The predatory Hairy Oregon Triton has begun laying eggs in a beautiful spiral shape on the window of one of our tanks. This animal is suspected to have the longest larval development period of any marine invertebrate- up to four years. They will wait to undergo metamorphosis until there is adequate food to support their growth. The appearance of the eggs indicate that 6 - 9 months earlier a snail couple had intimate relations in which internal fertilization occurred. The snail will now protect these eggs for up to nine weeks from predators before the young larvae hatch. These hairy guys are covered in periostracum which are brownish bristles aiding in camouflage, when fully grown the snail will span up to 6 inches across.

Hairy Oregon Triton laying their eggs in a spiral pattern on the glass tank. [Mary Vasey]

When it comes to crab it's all about tough love as demonstrated by our Red Rocks. The male- generally much larger than his partner- will hold the female and wait for her to moult. This period can often take several days. If the female does not moult and the males appetite gets the best of him then he will eat her! Assuming that she doesn't become a snack mating will take place usually within a few hours. Both the female and male will open their abdomens and reveal their spermathecae and gonopods, respectively. Using his gonopods the male release packages of sperm into the female that she can hold for several months before fertilizing her waiting eggs. Need a visual? Okay!
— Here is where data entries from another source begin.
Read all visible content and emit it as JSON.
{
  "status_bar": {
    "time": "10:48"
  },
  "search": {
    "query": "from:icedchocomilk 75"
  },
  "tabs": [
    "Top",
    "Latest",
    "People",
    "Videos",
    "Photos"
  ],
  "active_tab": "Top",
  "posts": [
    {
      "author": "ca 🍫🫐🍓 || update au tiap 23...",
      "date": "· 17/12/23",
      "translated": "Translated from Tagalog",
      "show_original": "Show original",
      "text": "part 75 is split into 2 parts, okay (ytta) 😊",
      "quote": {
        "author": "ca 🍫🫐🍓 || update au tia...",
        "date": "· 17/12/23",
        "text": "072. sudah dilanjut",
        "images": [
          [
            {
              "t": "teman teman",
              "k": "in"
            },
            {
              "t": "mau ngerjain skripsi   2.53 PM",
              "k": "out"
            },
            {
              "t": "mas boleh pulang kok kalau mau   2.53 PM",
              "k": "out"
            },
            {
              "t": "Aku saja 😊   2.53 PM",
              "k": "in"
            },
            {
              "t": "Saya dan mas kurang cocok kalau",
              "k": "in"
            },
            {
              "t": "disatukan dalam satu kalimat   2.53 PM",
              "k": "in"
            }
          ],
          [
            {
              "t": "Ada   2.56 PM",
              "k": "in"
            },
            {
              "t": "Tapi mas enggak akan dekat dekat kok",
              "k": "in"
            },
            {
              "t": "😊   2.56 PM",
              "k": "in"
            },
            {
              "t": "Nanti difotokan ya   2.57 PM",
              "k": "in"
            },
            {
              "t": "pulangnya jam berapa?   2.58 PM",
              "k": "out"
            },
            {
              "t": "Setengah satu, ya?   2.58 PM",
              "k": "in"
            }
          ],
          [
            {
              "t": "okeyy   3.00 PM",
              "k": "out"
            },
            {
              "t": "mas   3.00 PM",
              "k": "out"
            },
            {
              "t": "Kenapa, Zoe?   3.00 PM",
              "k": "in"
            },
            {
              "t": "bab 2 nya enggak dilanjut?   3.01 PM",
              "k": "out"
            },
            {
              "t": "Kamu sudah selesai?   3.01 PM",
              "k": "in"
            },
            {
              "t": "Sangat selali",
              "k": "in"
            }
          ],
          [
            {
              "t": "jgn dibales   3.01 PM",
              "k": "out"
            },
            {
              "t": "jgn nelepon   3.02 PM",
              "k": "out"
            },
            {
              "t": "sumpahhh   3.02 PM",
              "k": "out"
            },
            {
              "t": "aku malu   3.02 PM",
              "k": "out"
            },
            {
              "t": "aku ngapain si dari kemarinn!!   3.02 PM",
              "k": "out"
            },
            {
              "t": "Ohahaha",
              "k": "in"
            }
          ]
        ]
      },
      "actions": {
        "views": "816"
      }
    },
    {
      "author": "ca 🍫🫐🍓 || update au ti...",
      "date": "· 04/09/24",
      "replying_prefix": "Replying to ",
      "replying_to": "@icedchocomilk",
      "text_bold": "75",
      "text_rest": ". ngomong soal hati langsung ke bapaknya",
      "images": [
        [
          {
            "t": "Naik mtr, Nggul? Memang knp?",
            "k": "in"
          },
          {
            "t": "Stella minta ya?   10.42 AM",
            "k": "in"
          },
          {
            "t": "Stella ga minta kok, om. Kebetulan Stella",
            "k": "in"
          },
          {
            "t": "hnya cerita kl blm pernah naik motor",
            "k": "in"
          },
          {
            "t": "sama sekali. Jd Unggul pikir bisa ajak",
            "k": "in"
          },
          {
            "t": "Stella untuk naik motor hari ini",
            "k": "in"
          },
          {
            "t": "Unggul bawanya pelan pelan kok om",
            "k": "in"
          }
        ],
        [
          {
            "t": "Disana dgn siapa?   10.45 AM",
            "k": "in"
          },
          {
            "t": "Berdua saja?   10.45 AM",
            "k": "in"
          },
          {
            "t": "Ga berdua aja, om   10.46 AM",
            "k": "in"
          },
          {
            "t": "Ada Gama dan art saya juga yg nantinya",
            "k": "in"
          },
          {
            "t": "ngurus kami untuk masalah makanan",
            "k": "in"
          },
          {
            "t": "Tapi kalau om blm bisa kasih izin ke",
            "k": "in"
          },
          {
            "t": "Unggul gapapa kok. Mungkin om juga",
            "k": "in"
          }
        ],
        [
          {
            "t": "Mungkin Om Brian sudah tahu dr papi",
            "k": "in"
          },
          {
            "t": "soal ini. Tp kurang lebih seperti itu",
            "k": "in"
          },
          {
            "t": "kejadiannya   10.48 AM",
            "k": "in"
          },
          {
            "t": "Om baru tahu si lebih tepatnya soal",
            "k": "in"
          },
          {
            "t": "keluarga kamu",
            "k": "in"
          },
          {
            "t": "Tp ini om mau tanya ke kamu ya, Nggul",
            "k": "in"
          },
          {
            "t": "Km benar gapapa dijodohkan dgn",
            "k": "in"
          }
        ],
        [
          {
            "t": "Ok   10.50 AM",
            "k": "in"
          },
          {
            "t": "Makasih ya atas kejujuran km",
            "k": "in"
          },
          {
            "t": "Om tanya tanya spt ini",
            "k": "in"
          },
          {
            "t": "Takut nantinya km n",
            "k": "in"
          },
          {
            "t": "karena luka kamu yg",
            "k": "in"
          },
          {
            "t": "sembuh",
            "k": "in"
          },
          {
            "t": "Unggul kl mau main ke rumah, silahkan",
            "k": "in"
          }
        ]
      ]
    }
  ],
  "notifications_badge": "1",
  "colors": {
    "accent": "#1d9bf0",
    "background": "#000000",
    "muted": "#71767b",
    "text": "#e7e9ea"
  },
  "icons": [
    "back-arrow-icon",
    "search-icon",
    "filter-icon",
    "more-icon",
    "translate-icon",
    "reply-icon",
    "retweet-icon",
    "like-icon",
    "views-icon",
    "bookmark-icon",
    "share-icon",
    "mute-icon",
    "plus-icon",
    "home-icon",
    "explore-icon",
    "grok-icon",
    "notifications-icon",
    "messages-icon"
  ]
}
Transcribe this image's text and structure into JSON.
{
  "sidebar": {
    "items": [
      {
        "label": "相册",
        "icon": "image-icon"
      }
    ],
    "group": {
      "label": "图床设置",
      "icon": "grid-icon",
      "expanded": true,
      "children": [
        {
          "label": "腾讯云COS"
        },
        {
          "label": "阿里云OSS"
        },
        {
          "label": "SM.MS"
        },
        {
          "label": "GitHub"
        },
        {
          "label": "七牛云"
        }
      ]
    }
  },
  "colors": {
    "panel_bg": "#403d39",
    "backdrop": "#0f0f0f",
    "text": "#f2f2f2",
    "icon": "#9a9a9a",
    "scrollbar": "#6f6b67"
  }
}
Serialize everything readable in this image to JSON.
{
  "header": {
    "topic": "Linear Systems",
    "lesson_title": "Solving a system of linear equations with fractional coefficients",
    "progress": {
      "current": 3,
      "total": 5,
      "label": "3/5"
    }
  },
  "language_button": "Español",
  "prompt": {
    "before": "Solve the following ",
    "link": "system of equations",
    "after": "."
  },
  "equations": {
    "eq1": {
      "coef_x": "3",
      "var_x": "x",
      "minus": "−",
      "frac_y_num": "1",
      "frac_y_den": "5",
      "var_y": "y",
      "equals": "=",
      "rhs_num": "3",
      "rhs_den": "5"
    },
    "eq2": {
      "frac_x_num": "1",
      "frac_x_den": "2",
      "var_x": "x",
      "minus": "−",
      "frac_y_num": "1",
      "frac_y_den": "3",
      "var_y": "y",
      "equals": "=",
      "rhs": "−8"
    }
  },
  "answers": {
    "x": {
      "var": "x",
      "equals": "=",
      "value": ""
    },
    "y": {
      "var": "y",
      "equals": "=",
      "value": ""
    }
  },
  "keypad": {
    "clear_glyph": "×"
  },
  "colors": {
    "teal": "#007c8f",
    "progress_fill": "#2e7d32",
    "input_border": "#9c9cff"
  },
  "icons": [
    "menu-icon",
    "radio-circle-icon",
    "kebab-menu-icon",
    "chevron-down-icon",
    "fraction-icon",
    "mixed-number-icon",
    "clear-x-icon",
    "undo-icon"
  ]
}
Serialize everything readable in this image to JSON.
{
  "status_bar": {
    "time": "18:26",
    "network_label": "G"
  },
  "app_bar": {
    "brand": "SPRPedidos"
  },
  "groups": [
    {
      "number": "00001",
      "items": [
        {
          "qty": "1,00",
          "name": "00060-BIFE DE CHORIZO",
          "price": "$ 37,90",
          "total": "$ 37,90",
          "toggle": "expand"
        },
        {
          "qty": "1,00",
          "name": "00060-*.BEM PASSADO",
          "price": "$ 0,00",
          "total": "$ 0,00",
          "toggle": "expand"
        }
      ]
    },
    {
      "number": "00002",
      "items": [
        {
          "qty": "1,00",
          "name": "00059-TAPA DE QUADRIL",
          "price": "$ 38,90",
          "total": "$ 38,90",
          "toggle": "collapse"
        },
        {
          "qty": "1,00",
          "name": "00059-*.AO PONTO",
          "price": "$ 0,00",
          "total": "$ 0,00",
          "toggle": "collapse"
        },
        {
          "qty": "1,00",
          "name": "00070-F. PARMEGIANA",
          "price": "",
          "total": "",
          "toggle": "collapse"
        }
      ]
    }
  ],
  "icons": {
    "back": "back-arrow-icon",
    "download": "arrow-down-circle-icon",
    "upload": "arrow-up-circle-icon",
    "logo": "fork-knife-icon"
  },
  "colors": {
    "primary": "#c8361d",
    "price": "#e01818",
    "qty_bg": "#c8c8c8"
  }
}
Red Rock Crab action. [Mary Vasey]

Strangely, nudibranchs are simultaneous hermaphrodites meaning they are capable of holding both egg and sperm at the same time. The advantage to this is that when two nudibranchs of the same species cross paths they are definitely able to mate unlike if they were both males or both females. Both nudibranchs will fertilize their partners eggs and also receive sperm. The egg spirals are then laid in lacey-looking coils. These coils differ depending on the species and will be eaten readily by other species. Because nudibranchs live only a year so copulation is constant throughout the year.

So there you have it: the delicate art of marine animal courtship can be seen by you, here, at the Ucluelet (mini) Aquarium.

The shells of the veliger stage of these moonsnails are visible between the grains of sand that protect these young. [Aquarium Staff]
Sea stars release egg and sperm during broadcast spawning. These gametes are viewed under the microscope. [Aquarium staff]

-Mary Vasey, Interpreter

1 comment:

Anonymous said...

I have just had a look at your website. Great pictures and interesting work in educating the public. It looks like you guys are doing a great job.
Sparked my interest enough that I want to visit.